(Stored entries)
[Start of section]

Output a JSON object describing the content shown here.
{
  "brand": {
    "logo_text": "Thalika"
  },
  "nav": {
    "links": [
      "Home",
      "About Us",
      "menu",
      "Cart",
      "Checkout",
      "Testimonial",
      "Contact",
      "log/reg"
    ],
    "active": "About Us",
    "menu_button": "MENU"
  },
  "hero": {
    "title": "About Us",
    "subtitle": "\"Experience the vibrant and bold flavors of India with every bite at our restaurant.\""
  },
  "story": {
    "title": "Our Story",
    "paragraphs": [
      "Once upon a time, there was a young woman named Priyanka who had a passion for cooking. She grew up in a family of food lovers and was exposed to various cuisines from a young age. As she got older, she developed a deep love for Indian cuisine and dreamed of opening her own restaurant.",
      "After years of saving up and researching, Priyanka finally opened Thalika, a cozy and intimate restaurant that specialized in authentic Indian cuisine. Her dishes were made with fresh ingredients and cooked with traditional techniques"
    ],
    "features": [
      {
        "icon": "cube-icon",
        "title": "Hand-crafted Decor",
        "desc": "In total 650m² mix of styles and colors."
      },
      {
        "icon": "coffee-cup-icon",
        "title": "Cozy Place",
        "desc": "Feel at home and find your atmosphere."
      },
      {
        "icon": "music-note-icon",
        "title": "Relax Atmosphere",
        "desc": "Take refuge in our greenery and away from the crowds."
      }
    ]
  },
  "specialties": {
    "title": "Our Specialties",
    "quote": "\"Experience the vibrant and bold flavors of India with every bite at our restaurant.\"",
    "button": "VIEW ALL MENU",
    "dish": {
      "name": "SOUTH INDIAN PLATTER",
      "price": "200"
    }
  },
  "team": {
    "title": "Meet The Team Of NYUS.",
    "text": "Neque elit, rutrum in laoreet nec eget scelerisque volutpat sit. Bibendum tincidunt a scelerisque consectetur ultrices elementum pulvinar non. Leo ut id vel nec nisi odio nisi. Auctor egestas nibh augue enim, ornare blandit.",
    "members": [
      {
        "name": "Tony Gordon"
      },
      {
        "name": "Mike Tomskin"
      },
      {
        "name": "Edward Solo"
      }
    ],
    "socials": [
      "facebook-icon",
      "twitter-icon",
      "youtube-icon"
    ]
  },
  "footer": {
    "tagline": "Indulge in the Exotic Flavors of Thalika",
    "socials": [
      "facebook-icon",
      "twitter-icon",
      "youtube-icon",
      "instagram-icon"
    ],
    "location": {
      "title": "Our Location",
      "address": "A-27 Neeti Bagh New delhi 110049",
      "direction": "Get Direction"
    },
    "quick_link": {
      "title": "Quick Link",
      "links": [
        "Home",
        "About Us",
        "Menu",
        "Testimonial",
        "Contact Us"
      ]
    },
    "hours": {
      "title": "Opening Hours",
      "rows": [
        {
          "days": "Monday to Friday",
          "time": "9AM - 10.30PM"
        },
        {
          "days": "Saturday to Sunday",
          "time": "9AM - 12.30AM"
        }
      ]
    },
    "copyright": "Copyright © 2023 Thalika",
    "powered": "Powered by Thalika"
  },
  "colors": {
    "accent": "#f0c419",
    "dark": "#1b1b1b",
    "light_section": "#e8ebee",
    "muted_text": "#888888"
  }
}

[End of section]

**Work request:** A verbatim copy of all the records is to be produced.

**Result for this exercise:**
Output a JSON object describing the content shown here.
{
  "brand": {
    "logo_text": "Thalika"
  },
  "nav": {
    "links": [
      "Home",
      "About Us",
      "menu",
      "Cart",
      "Checkout",
      "Testimonial",
      "Contact",
      "log/reg"
    ],
    "active": "About Us",
    "menu_button": "MENU"
  },
  "hero": {
    "title": "About Us",
    "subtitle": "\"Experience the vibrant and bold flavors of India with every bite at our restaurant.\""
  },
  "story": {
    "title": "Our Story",
    "paragraphs": [
      "Once upon a time, there was a young woman named Priyanka who had a passion for cooking. She grew up in a family of food lovers and was exposed to various cuisines from a young age. As she got older, she developed a deep love for Indian cuisine and dreamed of opening her own restaurant.",
      "After years of saving up and researching, Priyanka finally opened Thalika, a cozy and intimate restaurant that specialized in authentic Indian cuisine. Her dishes were made with fresh ingredients and cooked with traditional techniques"
    ],
    "features": [
      {
        "icon": "cube-icon",
        "title": "Hand-crafted Decor",
        "desc": "In total 650m² mix of styles and colors."
      },
      {
        "icon": "coffee-cup-icon",
        "title": "Cozy Place",
        "desc": "Feel at home and find your atmosphere."
      },
      {
        "icon": "music-note-icon",
        "title": "Relax Atmosphere",
        "desc": "Take refuge in our greenery and away from the crowds."
      }
    ]
  },
  "specialties": {
    "title": "Our Specialties",
    "quote": "\"Experience the vibrant and bold flavors of India with every bite at our restaurant.\"",
    "button": "VIEW ALL MENU",
    "dish": {
      "name": "SOUTH INDIAN PLATTER",
      "price": "200"
    }
  },
  "team": {
    "title": "Meet The Team Of NYUS.",
    "text": "Neque elit, rutrum in laoreet nec eget scelerisque volutpat sit. Bibendum tincidunt a scelerisque consectetur ultrices elementum pulvinar non. Leo ut id vel nec nisi odio nisi. Auctor egestas nibh augue enim, ornare blandit.",
    "members": [
      {
        "name": "Tony Gordon"
      },
      {
        "name": "Mike Tomskin"
      },
      {
        "name": "Edward Solo"
      }
    ],
    "socials": [
      "facebook-icon",
      "twitter-icon",
      "youtube-icon"
    ]
  },
  "footer": {
    "tagline": "Indulge in the Exotic Flavors of Thalika",
    "socials": [
      "facebook-icon",
      "twitter-icon",
      "youtube-icon",
      "instagram-icon"
    ],
    "location": {
      "title": "Our Location",
      "address": "A-27 Neeti Bagh New delhi 110049",
      "direction": "Get Direction"
    },
    "quick_link": {
      "title": "Quick Link",
      "links": [
        "Home",
        "About Us",
        "Menu",
        "Testimonial",
        "Contact Us"
      ]
    },
    "hours": {
      "title": "Opening Hours",
      "rows": [
        {
          "days": "Monday to Friday",
          "time": "9AM - 10.30PM"
        },
        {
          "days": "Saturday to Sunday",
          "time": "9AM - 12.30AM"
        }
      ]
    },
    "copyright": "Copyright © 2023 Thalika",
    "powered": "Powered by Thalika"
  },
  "colors": {
    "accent": "#f0c419",
    "dark": "#1b1b1b",
    "light_section": "#e8ebee",
    "muted_text": "#888888"
  }
}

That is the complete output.